[Records to use — start]

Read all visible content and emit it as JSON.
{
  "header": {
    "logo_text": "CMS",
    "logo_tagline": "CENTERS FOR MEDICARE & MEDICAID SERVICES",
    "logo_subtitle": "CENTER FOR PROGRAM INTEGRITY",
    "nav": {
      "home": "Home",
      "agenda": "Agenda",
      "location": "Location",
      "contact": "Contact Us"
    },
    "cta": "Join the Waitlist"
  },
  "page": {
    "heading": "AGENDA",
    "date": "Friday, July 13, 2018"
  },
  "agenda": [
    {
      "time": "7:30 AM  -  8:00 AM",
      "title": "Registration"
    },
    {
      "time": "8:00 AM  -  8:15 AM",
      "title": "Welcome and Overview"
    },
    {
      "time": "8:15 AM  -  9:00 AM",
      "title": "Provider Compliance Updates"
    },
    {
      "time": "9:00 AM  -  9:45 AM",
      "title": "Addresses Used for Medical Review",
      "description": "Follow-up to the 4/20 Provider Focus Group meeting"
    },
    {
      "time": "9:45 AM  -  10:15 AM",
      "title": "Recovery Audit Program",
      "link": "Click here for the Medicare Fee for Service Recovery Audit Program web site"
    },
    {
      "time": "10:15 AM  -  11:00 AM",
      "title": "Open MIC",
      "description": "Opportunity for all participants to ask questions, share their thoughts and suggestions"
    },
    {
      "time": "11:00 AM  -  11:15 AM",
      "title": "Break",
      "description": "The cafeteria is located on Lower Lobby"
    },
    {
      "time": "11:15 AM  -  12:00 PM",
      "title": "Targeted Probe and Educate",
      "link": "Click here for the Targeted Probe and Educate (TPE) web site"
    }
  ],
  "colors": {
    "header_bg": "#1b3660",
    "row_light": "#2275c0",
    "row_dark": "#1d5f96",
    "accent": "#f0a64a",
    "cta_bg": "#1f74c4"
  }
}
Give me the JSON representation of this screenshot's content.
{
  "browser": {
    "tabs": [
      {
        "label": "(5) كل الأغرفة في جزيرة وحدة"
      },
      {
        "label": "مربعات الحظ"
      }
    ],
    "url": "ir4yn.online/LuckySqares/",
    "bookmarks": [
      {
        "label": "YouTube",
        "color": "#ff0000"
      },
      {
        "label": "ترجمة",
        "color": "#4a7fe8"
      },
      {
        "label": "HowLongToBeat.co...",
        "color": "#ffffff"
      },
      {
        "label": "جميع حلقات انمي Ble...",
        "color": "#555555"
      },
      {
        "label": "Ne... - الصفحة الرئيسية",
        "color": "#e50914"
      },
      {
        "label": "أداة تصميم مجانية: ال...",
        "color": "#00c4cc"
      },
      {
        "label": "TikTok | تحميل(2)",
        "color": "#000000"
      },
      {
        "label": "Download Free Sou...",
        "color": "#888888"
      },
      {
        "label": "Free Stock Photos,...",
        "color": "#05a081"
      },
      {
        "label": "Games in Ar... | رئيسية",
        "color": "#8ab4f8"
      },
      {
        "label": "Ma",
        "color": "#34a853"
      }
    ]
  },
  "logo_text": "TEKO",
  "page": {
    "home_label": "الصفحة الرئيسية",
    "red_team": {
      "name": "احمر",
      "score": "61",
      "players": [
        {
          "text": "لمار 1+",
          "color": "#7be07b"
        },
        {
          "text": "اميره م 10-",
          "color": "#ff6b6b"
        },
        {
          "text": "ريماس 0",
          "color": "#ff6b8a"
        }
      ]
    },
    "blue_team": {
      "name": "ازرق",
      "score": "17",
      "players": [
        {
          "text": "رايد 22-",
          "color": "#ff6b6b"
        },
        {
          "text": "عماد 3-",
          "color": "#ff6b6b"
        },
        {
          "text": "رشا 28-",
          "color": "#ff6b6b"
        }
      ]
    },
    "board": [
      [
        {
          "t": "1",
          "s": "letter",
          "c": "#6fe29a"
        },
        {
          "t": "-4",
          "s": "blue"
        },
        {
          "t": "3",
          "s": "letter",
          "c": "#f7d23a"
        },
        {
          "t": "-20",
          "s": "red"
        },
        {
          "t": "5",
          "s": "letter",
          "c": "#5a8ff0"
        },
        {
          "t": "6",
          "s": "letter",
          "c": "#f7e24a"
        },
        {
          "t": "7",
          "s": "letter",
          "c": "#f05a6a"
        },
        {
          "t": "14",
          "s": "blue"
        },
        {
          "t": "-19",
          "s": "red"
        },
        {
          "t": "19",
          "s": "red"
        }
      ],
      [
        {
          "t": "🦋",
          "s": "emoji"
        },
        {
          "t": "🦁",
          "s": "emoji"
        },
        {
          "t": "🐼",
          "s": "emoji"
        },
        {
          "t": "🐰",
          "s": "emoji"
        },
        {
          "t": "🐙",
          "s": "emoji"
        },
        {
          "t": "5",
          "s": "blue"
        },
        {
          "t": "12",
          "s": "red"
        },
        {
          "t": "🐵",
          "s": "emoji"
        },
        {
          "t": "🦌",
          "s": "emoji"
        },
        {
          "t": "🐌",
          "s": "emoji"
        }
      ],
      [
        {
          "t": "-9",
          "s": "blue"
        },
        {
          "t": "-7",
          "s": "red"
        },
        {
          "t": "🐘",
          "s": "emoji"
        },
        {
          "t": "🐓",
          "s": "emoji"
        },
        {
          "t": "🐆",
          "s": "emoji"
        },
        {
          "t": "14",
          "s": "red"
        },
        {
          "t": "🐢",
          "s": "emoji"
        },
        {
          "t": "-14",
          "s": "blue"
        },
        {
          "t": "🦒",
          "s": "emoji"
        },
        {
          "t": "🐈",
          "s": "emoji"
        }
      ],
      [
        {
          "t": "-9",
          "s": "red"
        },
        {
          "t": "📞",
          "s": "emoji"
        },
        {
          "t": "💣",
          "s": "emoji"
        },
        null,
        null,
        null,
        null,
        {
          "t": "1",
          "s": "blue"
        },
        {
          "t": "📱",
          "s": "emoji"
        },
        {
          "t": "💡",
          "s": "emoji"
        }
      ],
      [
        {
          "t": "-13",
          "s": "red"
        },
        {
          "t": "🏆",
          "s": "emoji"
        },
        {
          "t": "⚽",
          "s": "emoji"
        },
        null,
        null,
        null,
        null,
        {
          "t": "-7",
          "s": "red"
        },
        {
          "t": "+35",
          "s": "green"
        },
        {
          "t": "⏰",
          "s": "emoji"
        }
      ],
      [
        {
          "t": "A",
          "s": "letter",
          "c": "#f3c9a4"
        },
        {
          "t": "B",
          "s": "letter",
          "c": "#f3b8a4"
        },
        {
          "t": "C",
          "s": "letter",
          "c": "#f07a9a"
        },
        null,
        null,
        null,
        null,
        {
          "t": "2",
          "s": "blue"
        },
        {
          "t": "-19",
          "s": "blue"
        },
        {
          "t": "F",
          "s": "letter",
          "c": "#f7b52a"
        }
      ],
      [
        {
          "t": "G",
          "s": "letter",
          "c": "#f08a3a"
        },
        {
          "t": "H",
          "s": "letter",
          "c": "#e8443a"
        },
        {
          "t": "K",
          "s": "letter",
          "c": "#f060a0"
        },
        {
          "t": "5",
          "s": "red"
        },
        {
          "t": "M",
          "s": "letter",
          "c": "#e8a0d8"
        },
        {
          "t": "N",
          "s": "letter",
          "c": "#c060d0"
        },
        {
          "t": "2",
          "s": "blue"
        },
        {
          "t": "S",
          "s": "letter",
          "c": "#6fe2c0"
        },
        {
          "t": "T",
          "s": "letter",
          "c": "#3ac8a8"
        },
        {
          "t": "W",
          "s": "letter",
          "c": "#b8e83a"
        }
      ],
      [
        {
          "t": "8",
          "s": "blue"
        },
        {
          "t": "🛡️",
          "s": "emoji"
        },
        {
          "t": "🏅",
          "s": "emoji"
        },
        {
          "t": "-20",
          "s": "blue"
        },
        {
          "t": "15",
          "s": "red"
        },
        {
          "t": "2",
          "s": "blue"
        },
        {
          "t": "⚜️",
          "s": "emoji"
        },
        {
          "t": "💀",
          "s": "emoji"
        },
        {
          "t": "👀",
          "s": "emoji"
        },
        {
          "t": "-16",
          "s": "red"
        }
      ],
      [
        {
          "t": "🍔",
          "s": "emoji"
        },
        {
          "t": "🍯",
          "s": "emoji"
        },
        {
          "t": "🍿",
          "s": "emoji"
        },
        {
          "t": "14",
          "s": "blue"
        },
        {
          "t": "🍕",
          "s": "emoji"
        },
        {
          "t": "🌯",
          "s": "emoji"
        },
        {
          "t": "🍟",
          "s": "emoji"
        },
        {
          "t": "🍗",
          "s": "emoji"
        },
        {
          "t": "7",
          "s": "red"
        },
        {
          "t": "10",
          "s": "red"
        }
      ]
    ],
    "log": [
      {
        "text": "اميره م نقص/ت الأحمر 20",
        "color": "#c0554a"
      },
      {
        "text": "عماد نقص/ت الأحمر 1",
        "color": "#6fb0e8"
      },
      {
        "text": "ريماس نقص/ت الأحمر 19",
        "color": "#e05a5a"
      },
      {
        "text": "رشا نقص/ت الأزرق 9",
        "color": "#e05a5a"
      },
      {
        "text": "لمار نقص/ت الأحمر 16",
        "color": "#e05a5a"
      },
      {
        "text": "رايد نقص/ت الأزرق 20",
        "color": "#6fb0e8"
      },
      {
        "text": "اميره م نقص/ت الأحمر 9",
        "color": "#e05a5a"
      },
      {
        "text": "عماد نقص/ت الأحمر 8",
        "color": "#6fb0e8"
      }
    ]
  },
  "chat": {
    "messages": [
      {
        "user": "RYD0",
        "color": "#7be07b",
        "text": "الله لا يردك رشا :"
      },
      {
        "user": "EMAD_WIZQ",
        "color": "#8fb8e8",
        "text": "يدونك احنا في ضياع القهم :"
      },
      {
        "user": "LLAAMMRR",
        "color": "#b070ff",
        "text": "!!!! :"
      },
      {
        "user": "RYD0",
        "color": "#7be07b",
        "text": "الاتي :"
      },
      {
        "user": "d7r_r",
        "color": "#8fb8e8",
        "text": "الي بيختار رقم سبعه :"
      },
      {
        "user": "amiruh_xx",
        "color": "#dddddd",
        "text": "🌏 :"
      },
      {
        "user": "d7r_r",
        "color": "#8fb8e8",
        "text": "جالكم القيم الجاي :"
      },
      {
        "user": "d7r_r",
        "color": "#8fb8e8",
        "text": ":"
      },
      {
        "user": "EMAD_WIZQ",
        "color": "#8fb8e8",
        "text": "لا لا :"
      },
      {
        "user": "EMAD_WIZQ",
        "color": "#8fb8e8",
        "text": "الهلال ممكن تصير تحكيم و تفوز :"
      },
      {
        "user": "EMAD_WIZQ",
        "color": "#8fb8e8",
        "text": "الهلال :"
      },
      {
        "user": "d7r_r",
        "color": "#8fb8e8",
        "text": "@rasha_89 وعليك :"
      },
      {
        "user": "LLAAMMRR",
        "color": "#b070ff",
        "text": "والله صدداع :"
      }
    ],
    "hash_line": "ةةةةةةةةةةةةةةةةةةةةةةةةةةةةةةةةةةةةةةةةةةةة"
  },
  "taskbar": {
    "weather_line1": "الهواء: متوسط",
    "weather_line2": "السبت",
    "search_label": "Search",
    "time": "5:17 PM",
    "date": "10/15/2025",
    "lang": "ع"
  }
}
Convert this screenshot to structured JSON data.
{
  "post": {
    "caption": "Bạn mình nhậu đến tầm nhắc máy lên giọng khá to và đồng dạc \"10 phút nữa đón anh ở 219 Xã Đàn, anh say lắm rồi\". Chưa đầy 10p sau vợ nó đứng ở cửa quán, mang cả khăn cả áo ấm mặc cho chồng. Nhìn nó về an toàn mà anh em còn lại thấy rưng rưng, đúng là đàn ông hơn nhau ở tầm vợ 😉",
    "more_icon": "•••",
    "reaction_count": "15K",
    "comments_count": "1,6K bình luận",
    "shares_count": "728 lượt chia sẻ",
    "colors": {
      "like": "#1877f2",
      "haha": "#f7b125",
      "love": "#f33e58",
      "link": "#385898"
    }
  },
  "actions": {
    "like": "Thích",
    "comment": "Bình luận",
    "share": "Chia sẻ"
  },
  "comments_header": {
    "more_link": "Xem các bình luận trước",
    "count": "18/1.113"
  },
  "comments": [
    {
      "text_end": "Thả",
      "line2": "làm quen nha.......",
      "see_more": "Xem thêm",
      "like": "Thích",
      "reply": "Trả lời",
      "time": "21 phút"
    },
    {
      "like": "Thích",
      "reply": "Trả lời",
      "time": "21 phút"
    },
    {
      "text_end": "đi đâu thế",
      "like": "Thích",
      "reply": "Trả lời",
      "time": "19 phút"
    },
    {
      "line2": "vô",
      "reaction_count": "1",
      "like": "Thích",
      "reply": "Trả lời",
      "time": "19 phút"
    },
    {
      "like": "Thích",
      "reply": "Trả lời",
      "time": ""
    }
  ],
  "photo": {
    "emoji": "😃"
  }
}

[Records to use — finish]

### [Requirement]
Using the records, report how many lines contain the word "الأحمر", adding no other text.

### [Final answer]
6